When World War 1 was declared, William Charles McNaughton was the first and youngest son to enlist for military service on 27 January 1915, his features were described as brown eyes and hair with a fresh complexion. He initially joined the 22 Infantry Battalion as a driver and after training at Broadmeadows proceeded to Egypt on 10 May 1915.
William was mostly called Mick by his family and friends. Prior to his departure he was given a Valedictory Social Farewell at the original Beaconsfield Hall and presented with a wristlet watch, silver cigarette case and wallet.
Later that year Mick returned briefly to Australia as a guard on one of the ships carrying sick and wounded men. When he departed, his older brother Hugh joined him on the journey to fight in France.
Hughie had enlisted with the AIF on 14 July 1915 and had been in training until his departure. Together Mick and Hughie travelled the lengthy sea voyage from Australia to Europe. The next two years were long and harsh as the war dragged on. On 14 October 1917 Hughie was severely injured, a gunshot wound to his head and shrapnel in his lower left arm. He was treated at Queen Marys Military Hospital, Whalley, Lancashire, England before returning home to Australia aboard the hospital ship “Euripedes”, which arrived in Melbourne on 21 March 1918.
While Hughie was convalescing with his family, he was given a welcome home party and presented with an inscribed gold medal from the residents of Beaconsfield.
Unfortunately, Hughie’s health deteriorated and he was admitted to the Caulfield Military Hospital to undergo an operation to relieve the suffering from his head injury. Sadly, the procedure was unsuccessful and Hughie died on 15 May.
In late 1917 Mick had suffered a bout of scabies and was unwell for several months, he eventually returned to military duty and when the war ended he returned home to Australia being discharged on 25 July 1919.
In March of 1920 Beaconsfield Fallen Soldiers Memorial was unveiled in the presence of 200 residents of the town and district. Hughie McNaughton is included on the memorial, we can only imagine how the McNaughton family felt as they stood here that day.
In November of 1920 Mick married Elizabeth Fanny Yeoman and they lived in Beaconsfield until Mick’s employment as a road worker meant moving to Port Welshpool. They had four children.
Such was his enduring love and memory for his brother, Mick named his first-born son, Hugh.
Mick worked hard to support his young family. In September 1944 he contracted pneumonia and died at the relatively young age of 53 years.
The bond of brotherhood is a powerful connection, a lifetime bond.

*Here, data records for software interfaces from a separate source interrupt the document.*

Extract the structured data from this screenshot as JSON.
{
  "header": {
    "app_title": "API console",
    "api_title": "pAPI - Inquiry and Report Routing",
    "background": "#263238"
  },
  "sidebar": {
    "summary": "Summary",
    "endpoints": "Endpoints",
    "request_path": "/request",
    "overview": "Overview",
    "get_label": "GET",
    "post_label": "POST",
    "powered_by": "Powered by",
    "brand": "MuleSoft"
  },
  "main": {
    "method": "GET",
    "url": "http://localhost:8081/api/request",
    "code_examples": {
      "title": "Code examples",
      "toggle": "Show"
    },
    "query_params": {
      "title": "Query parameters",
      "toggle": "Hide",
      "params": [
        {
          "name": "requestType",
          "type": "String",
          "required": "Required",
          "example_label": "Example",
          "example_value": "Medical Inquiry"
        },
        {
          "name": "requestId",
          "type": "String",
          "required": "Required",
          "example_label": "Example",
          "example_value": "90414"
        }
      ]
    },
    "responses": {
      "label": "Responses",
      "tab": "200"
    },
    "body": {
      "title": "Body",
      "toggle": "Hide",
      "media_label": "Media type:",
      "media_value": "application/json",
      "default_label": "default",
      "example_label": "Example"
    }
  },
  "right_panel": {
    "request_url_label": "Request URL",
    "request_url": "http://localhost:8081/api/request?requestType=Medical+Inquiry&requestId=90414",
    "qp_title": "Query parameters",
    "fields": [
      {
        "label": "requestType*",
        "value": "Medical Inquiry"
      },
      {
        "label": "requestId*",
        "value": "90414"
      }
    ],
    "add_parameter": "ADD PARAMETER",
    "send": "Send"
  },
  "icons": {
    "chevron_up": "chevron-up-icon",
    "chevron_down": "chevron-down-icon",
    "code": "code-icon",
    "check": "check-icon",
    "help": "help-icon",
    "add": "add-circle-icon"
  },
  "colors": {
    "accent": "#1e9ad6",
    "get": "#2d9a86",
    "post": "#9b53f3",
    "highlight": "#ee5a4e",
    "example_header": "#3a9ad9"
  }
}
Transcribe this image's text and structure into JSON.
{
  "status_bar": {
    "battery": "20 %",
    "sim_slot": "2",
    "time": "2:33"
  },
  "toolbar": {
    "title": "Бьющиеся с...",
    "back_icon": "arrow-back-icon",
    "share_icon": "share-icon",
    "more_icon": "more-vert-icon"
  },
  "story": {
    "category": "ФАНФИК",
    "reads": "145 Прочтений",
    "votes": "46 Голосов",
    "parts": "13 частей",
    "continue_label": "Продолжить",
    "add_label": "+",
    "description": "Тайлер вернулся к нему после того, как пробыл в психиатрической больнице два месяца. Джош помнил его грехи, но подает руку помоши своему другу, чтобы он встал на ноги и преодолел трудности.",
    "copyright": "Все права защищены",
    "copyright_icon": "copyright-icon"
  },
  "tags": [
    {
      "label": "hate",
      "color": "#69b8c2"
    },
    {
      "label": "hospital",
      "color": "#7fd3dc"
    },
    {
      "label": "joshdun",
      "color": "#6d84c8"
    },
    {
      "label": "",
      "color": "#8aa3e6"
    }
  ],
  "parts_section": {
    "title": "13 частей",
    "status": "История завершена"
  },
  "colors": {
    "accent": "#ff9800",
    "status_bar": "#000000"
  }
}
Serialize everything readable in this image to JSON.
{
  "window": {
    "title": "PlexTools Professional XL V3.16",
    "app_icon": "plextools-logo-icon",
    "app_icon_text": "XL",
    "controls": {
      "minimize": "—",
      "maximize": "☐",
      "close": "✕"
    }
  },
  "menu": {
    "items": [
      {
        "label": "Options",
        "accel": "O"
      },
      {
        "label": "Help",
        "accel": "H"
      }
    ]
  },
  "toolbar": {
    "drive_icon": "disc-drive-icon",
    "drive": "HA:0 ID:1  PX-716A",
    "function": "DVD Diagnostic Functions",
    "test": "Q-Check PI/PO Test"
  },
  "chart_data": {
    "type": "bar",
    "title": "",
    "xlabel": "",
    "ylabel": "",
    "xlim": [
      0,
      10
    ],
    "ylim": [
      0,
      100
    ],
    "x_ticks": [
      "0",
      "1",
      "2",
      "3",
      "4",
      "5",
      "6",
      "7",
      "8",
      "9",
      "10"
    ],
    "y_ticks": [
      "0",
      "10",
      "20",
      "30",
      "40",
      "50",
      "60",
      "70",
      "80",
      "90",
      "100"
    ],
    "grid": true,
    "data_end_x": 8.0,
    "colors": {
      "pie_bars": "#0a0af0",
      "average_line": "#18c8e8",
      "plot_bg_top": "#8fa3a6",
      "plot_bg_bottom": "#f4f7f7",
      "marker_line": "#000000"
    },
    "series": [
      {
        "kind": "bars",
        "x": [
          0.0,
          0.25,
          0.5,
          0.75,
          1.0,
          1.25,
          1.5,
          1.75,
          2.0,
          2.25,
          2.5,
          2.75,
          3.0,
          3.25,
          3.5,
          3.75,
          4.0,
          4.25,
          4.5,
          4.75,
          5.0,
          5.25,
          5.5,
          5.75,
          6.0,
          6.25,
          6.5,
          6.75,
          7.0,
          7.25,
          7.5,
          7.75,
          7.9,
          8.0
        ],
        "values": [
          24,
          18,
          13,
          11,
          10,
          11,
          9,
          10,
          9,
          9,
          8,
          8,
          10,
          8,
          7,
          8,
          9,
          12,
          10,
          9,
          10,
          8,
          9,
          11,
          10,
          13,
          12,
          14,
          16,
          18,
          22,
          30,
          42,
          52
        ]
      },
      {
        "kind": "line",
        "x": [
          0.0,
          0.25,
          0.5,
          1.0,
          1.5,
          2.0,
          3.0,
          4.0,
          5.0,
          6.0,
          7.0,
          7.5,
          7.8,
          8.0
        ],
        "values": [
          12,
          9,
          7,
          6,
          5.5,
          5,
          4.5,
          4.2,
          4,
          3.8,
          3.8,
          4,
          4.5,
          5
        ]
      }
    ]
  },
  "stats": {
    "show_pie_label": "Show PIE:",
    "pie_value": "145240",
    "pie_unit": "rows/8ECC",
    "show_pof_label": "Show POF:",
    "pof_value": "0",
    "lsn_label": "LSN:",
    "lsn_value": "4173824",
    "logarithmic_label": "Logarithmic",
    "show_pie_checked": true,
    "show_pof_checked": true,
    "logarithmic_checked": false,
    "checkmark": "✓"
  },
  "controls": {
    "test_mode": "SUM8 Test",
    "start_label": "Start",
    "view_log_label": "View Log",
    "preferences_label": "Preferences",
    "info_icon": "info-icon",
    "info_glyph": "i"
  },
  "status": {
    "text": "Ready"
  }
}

A brother is a friend given by nature.
Hughie and Mick shared an extraordinary bond as brothers, a powerful connection that never waned.
Together they are remembered, Lest We Forget.
Researched and Written by Penny Harris Jennings